Most of the time, Rihanna’s voice is as absent of the echo of collective history as is the voice of Diana Ross: and that means that she is free in the present, free to create or discover herself; and that kind of freedom can lead to meaning or its absence.  In the more interesting songs on Loud, such as “California King Bed” and “Complicated,” Rihanna is able to suggest imagination and conscience, but it is not clear to what extent these things are important to her.  She combines elements of rock, dance, and the Caribbean, a little of this, a little of that, a way of outrunning the labels of critics and music fans.  We sometimes accuse of singers of being unable to sing if they refuse to sing what we want, but they find ways of demonstrating their abilities.  Rihanna begins to wail in “What’s My Name?,” a song I have no affinity for, but hearing her I am forced to realize that she is focusing on attitudes beyond my interest and deploying her talents when and where she chooses.  In “Cheers,” the description of social (party) scenes substitute for private experience, as in much of today’s music, and the refrain “I’ll drink to that,” brings to mind Sondheim’s “Ladies Who Lunch,” though it may be too soon to see a “Lush Life” in Rihanna’s present life or future.  Listening to “Fading” and “Only Girl” makes it clear why Rihanna has been welcomed by radio.  I hear no debt to rhythm-and-blues or soul music.  I realize that Rihanna is a popular music goddess, not the first or last; and a goddess takes whatever form she wants, and goes where she wants to go—but goddesses sometimes have rivals, and are sometimes bested (and can be most dangerous then).  Rihanna uses a lovely high voice in the carnivalesque “Man Down,” which might be about murder or metaphor, and in that song her separate Caribbean intonations add social texture.  There may be real intimacy in “Skin,” and her version of “Love the Way You Lie,” in which her singing is more prominent than Eminem’s rap, is more moving than the one that is more famous.  I am surprised that what she is doing is not more controversial, and I am not referring to her supposed sexual transgression, but to her blurring of musical genres: it may be that her beauty and charm are enthralling and her music so likable to the young that she is perceived as popular but not important, not threatening.  When her power is felt, she may face more opposition.  Whatever, I am now curious about what she will do in the long future.

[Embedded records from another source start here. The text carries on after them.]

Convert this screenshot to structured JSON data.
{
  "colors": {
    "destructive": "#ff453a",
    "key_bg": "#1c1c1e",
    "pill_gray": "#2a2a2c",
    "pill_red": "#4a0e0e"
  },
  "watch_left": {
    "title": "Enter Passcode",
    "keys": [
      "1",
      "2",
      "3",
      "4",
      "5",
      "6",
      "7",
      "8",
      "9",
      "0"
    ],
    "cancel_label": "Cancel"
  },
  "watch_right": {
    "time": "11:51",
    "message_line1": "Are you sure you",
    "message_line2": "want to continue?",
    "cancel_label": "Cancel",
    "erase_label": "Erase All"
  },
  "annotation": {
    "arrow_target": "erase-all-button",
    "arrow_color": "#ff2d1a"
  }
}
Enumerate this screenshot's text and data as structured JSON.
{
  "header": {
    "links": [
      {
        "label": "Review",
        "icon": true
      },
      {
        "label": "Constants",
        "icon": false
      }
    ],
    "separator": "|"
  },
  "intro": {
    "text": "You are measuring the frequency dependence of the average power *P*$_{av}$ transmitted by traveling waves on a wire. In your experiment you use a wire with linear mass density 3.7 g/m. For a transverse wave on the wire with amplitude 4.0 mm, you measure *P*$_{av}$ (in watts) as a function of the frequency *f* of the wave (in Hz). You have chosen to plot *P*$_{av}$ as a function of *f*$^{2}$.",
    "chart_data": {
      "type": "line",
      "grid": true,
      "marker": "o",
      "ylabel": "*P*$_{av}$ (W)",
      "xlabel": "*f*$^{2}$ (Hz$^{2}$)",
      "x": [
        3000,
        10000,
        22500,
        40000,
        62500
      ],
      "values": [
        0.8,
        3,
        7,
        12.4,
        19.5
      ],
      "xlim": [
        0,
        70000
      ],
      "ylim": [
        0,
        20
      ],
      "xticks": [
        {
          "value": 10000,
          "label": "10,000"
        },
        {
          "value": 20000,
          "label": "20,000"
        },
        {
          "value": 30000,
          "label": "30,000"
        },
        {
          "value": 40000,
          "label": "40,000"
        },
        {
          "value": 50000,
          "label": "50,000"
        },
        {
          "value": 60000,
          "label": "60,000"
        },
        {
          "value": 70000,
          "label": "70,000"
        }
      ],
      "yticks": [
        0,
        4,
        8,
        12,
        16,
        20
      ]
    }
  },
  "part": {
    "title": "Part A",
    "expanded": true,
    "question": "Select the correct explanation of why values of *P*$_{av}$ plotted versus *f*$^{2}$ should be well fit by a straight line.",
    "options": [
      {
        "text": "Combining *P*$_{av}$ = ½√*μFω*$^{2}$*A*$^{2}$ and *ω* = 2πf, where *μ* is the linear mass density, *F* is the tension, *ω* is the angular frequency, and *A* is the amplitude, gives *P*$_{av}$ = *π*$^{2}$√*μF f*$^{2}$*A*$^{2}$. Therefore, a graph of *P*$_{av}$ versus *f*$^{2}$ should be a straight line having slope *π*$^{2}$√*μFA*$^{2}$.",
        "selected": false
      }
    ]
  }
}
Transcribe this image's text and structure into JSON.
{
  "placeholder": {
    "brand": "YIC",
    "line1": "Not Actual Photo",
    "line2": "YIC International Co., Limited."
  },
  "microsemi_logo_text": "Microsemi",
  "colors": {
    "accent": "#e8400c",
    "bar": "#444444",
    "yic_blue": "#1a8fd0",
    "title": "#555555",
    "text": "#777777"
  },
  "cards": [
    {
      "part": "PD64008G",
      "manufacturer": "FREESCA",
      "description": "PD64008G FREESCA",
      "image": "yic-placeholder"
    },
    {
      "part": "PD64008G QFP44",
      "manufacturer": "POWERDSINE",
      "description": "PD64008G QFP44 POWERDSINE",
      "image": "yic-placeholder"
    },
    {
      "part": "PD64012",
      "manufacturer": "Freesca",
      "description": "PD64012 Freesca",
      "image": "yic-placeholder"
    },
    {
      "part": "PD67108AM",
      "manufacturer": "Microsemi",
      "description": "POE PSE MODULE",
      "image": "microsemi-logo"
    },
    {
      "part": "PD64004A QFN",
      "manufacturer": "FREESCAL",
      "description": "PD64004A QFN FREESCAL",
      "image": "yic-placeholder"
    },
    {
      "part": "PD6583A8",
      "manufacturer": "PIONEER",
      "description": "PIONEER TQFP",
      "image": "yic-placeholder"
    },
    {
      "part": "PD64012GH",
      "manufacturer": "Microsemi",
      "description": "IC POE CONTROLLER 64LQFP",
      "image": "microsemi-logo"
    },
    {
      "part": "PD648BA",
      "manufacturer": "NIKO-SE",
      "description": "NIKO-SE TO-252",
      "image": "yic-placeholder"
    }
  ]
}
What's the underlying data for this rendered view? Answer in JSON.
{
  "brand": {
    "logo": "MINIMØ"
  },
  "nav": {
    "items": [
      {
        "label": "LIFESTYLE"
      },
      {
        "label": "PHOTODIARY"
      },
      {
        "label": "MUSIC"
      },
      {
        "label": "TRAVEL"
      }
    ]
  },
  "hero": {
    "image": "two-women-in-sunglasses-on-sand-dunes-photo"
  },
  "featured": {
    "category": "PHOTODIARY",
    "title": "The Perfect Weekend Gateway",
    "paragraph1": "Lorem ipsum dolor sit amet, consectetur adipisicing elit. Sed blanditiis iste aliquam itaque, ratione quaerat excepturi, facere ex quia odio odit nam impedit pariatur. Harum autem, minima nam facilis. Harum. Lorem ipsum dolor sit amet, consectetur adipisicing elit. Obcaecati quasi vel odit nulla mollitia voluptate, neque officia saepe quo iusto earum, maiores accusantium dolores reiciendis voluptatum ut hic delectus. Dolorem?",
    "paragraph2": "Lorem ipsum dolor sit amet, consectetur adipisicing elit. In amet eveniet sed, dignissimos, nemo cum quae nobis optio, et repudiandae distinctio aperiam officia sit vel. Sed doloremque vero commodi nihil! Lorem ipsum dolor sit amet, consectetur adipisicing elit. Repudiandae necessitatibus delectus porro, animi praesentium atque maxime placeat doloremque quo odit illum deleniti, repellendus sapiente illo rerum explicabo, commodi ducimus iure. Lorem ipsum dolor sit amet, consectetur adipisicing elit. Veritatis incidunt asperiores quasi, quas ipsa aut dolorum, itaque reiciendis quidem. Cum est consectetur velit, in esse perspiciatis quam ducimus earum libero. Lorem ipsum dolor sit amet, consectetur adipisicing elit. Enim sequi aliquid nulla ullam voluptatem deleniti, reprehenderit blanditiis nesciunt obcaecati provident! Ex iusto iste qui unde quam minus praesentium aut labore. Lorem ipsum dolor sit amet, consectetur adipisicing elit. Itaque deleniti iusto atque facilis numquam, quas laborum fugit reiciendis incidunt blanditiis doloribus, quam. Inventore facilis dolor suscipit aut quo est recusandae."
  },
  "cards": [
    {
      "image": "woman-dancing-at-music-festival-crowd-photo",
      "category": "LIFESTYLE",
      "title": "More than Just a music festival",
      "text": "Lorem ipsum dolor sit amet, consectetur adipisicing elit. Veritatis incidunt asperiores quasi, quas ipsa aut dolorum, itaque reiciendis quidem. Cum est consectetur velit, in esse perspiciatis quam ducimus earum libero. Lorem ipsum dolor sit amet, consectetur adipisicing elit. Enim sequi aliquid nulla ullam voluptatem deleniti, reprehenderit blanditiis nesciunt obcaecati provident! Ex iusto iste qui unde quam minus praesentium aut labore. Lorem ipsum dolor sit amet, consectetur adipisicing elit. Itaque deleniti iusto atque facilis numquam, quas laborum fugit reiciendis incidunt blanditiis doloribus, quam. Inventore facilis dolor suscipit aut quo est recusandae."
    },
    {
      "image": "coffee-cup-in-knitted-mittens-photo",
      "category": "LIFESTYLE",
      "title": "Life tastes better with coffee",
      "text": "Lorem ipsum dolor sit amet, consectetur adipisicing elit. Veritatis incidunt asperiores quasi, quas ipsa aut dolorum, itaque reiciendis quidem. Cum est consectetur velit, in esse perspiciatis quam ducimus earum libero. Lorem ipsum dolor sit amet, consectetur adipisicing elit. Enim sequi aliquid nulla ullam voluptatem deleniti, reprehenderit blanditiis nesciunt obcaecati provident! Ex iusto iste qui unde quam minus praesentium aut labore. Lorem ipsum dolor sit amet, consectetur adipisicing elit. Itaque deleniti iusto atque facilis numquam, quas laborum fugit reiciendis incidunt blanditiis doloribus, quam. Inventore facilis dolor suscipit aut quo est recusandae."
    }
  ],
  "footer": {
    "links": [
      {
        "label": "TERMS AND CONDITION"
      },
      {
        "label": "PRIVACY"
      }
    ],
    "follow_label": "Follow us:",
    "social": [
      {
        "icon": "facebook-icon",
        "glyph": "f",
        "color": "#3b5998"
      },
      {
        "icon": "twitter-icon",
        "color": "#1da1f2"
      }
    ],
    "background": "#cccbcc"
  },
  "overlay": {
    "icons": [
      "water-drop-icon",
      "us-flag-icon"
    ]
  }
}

Daniel Garrett, a graduate of the New School for Social Research, and the principal organizer of the Cultural Politics Discussion Group at Poets House, is a writer whose work has appeared in The African, All About Jazz, American Book Review, Art & Antiques, The Audubon Activist, Black Film Review, Changing Men, Cinetext, Contact II, Film International, The Humanist, Hyphen, Illuminations, Muse Apprentice Guild, Offscreen, Option, Pop Matters, Quarterly Black Review of Books, Rain Taxi, Red River Review, Review of Contemporary Fiction, Wax Poetics, and World Literature Today.  Garrett originated two internet logs: one focused on culture and social issues, “City and Country, Boy and Man,” and one focused on books, “The Garrett Reader.”  He has been writing a novel, A Stranger on Earth.